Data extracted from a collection
┌──
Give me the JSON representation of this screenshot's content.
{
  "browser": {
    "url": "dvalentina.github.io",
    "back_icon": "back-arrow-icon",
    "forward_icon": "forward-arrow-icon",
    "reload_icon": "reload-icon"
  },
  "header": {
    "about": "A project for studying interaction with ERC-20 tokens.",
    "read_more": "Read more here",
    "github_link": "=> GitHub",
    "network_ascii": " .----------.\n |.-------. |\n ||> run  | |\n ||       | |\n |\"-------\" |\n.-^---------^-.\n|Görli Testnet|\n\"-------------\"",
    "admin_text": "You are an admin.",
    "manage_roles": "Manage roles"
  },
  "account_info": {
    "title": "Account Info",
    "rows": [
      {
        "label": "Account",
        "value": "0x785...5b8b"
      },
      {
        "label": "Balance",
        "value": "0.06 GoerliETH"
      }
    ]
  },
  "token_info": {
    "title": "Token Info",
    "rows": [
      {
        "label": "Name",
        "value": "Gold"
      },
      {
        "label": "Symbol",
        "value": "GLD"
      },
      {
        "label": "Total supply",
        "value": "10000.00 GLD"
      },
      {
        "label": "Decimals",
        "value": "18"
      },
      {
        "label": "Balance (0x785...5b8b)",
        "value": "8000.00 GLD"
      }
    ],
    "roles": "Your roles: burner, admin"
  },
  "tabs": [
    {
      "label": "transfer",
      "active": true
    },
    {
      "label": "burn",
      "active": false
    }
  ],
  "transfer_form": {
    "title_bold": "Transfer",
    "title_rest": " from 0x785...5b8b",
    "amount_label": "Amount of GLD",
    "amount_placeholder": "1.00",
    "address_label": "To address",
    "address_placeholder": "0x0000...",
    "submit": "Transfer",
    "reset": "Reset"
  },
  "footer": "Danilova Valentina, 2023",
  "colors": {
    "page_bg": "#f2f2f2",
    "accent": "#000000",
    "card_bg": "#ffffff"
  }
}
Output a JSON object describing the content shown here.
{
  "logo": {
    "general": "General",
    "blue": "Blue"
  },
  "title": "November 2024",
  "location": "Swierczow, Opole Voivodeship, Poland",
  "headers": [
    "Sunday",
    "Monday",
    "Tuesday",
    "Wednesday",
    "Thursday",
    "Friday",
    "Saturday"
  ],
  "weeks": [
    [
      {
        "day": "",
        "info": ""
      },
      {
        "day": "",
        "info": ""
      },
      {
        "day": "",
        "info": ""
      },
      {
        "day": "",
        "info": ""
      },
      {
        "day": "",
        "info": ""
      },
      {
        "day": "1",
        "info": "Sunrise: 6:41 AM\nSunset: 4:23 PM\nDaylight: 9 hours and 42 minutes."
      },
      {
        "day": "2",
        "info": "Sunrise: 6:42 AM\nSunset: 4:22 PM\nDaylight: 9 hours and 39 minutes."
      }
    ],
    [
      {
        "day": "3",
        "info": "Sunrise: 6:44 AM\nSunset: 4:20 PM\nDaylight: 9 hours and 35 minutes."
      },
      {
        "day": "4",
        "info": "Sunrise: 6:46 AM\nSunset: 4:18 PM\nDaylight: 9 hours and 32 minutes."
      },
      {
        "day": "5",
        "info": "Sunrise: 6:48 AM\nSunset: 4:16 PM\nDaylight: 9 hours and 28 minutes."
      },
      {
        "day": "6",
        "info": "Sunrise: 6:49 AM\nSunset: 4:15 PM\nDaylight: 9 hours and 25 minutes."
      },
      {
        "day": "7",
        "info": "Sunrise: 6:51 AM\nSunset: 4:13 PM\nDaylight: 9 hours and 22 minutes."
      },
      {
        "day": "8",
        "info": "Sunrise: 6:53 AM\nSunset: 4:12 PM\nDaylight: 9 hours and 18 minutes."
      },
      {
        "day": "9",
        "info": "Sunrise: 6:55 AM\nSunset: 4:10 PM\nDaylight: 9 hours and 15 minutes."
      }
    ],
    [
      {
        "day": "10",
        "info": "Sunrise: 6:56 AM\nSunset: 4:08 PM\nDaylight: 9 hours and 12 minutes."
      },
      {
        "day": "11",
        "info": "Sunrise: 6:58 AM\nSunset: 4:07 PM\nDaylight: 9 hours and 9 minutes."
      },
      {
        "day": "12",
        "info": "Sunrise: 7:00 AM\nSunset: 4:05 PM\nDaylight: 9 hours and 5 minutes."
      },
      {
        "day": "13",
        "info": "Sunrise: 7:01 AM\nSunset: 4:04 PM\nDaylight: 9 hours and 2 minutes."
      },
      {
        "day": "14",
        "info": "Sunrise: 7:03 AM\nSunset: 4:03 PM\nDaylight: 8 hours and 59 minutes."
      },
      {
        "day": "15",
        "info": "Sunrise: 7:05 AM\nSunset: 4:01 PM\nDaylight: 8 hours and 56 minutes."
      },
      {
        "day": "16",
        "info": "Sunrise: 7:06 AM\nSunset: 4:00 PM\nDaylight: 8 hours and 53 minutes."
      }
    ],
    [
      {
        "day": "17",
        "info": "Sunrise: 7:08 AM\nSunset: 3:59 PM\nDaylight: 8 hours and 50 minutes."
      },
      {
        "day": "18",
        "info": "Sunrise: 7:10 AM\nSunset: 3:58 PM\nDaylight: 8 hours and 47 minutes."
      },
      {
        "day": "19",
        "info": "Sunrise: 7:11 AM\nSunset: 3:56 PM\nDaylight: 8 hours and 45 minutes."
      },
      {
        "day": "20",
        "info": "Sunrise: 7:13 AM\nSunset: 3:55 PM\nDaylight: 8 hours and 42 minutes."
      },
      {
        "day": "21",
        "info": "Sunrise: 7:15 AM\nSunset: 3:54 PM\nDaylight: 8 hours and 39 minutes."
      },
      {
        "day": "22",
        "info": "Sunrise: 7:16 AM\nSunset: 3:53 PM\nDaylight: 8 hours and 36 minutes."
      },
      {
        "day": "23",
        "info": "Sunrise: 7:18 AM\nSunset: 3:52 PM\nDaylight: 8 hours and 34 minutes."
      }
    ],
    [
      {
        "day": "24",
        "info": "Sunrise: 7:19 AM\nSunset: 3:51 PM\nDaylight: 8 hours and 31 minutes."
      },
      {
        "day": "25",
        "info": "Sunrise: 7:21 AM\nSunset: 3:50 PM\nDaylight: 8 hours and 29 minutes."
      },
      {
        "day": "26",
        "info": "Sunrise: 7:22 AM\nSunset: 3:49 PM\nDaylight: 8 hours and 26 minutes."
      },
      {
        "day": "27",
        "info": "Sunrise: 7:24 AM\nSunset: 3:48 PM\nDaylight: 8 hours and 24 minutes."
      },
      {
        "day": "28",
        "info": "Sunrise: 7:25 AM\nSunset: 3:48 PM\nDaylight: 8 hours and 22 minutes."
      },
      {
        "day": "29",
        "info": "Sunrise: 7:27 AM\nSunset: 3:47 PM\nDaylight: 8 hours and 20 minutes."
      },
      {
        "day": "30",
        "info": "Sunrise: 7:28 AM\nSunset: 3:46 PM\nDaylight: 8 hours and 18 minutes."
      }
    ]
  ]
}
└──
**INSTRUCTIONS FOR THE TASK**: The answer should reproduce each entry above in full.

**ANSWER SECTION**:
Give me the JSON representation of this screenshot's content.
{
  "browser": {
    "url": "dvalentina.github.io",
    "back_icon": "back-arrow-icon",
    "forward_icon": "forward-arrow-icon",
    "reload_icon": "reload-icon"
  },
  "header": {
    "about": "A project for studying interaction with ERC-20 tokens.",
    "read_more": "Read more here",
    "github_link": "=> GitHub",
    "network_ascii": " .----------.\n |.-------. |\n ||> run  | |\n ||       | |\n |\"-------\" |\n.-^---------^-.\n|Görli Testnet|\n\"-------------\"",
    "admin_text": "You are an admin.",
    "manage_roles": "Manage roles"
  },
  "account_info": {
    "title": "Account Info",
    "rows": [
      {
        "label": "Account",
        "value": "0x785...5b8b"
      },
      {
        "label": "Balance",
        "value": "0.06 GoerliETH"
      }
    ]
  },
  "token_info": {
    "title": "Token Info",
    "rows": [
      {
        "label": "Name",
        "value": "Gold"
      },
      {
        "label": "Symbol",
        "value": "GLD"
      },
      {
        "label": "Total supply",
        "value": "10000.00 GLD"
      },
      {
        "label": "Decimals",
        "value": "18"
      },
      {
        "label": "Balance (0x785...5b8b)",
        "value": "8000.00 GLD"
      }
    ],
    "roles": "Your roles: burner, admin"
  },
  "tabs": [
    {
      "label": "transfer",
      "active": true
    },
    {
      "label": "burn",
      "active": false
    }
  ],
  "transfer_form": {
    "title_bold": "Transfer",
    "title_rest": " from 0x785...5b8b",
    "amount_label": "Amount of GLD",
    "amount_placeholder": "1.00",
    "address_label": "To address",
    "address_placeholder": "0x0000...",
    "submit": "Transfer",
    "reset": "Reset"
  },
  "footer": "Danilova Valentina, 2023",
  "colors": {
    "page_bg": "#f2f2f2",
    "accent": "#000000",
    "card_bg": "#ffffff"
  }
}
Output a JSON object describing the content shown here.
{
  "logo": {
    "general": "General",
    "blue": "Blue"
  },
  "title": "November 2024",
  "location": "Swierczow, Opole Voivodeship, Poland",
  "headers": [
    "Sunday",
    "Monday",
    "Tuesday",
    "Wednesday",
    "Thursday",
    "Friday",
    "Saturday"
  ],
  "weeks": [
    [
      {
        "day": "",
        "info": ""
      },
      {
        "day": "",
        "info": ""
      },
      {
        "day": "",
        "info": ""
      },
      {
        "day": "",
        "info": ""
      },
      {
        "day": "",
        "info": ""
      },
      {
        "day": "1",
        "info": "Sunrise: 6:41 AM\nSunset: 4:23 PM\nDaylight: 9 hours and 42 minutes."
      },
      {
        "day": "2",
        "info": "Sunrise: 6:42 AM\nSunset: 4:22 PM\nDaylight: 9 hours and 39 minutes."
      }
    ],
    [
      {
        "day": "3",
        "info": "Sunrise: 6:44 AM\nSunset: 4:20 PM\nDaylight: 9 hours and 35 minutes."
      },
      {
        "day": "4",
        "info": "Sunrise: 6:46 AM\nSunset: 4:18 PM\nDaylight: 9 hours and 32 minutes."
      },
      {
        "day": "5",
        "info": "Sunrise: 6:48 AM\nSunset: 4:16 PM\nDaylight: 9 hours and 28 minutes."
      },
      {
        "day": "6",
        "info": "Sunrise: 6:49 AM\nSunset: 4:15 PM\nDaylight: 9 hours and 25 minutes."
      },
      {
        "day": "7",
        "info": "Sunrise: 6:51 AM\nSunset: 4:13 PM\nDaylight: 9 hours and 22 minutes."
      },
      {
        "day": "8",
        "info": "Sunrise: 6:53 AM\nSunset: 4:12 PM\nDaylight: 9 hours and 18 minutes."
      },
      {
        "day": "9",
        "info": "Sunrise: 6:55 AM\nSunset: 4:10 PM\nDaylight: 9 hours and 15 minutes."
      }
    ],
    [
      {
        "day": "10",
        "info": "Sunrise: 6:56 AM\nSunset: 4:08 PM\nDaylight: 9 hours and 12 minutes."
      },
      {
        "day": "11",
        "info": "Sunrise: 6:58 AM\nSunset: 4:07 PM\nDaylight: 9 hours and 9 minutes."
      },
      {
        "day": "12",
        "info": "Sunrise: 7:00 AM\nSunset: 4:05 PM\nDaylight: 9 hours and 5 minutes."
      },
      {
        "day": "13",
        "info": "Sunrise: 7:01 AM\nSunset: 4:04 PM\nDaylight: 9 hours and 2 minutes."
      },
      {
        "day": "14",
        "info": "Sunrise: 7:03 AM\nSunset: 4:03 PM\nDaylight: 8 hours and 59 minutes."
      },
      {
        "day": "15",
        "info": "Sunrise: 7:05 AM\nSunset: 4:01 PM\nDaylight: 8 hours and 56 minutes."
      },
      {
        "day": "16",
        "info": "Sunrise: 7:06 AM\nSunset: 4:00 PM\nDaylight: 8 hours and 53 minutes."
      }
    ],
    [
      {
        "day": "17",
        "info": "Sunrise: 7:08 AM\nSunset: 3:59 PM\nDaylight: 8 hours and 50 minutes."
      },
      {
        "day": "18",
        "info": "Sunrise: 7:10 AM\nSunset: 3:58 PM\nDaylight: 8 hours and 47 minutes."
      },
      {
        "day": "19",
        "info": "Sunrise: 7:11 AM\nSunset: 3:56 PM\nDaylight: 8 hours and 45 minutes."
      },
      {
        "day": "20",
        "info": "Sunrise: 7:13 AM\nSunset: 3:55 PM\nDaylight: 8 hours and 42 minutes."
      },
      {
        "day": "21",
        "info": "Sunrise: 7:15 AM\nSunset: 3:54 PM\nDaylight: 8 hours and 39 minutes."
      },
      {
        "day": "22",
        "info": "Sunrise: 7:16 AM\nSunset: 3:53 PM\nDaylight: 8 hours and 36 minutes."
      },
      {
        "day": "23",
        "info": "Sunrise: 7:18 AM\nSunset: 3:52 PM\nDaylight: 8 hours and 34 minutes."
      }
    ],
    [
      {
        "day": "24",
        "info": "Sunrise: 7:19 AM\nSunset: 3:51 PM\nDaylight: 8 hours and 31 minutes."
      },
      {
        "day": "25",
        "info": "Sunrise: 7:21 AM\nSunset: 3:50 PM\nDaylight: 8 hours and 29 minutes."
      },
      {
        "day": "26",
        "info": "Sunrise: 7:22 AM\nSunset: 3:49 PM\nDaylight: 8 hours and 26 minutes."
      },
      {
        "day": "27",
        "info": "Sunrise: 7:24 AM\nSunset: 3:48 PM\nDaylight: 8 hours and 24 minutes."
      },
      {
        "day": "28",
        "info": "Sunrise: 7:25 AM\nSunset: 3:48 PM\nDaylight: 8 hours and 22 minutes."
      },
      {
        "day": "29",
        "info": "Sunrise: 7:27 AM\nSunset: 3:47 PM\nDaylight: 8 hours and 20 minutes."
      },
      {
        "day": "30",
        "info": "Sunrise: 7:28 AM\nSunset: 3:46 PM\nDaylight: 8 hours and 18 minutes."
      }
    ]
  ]
}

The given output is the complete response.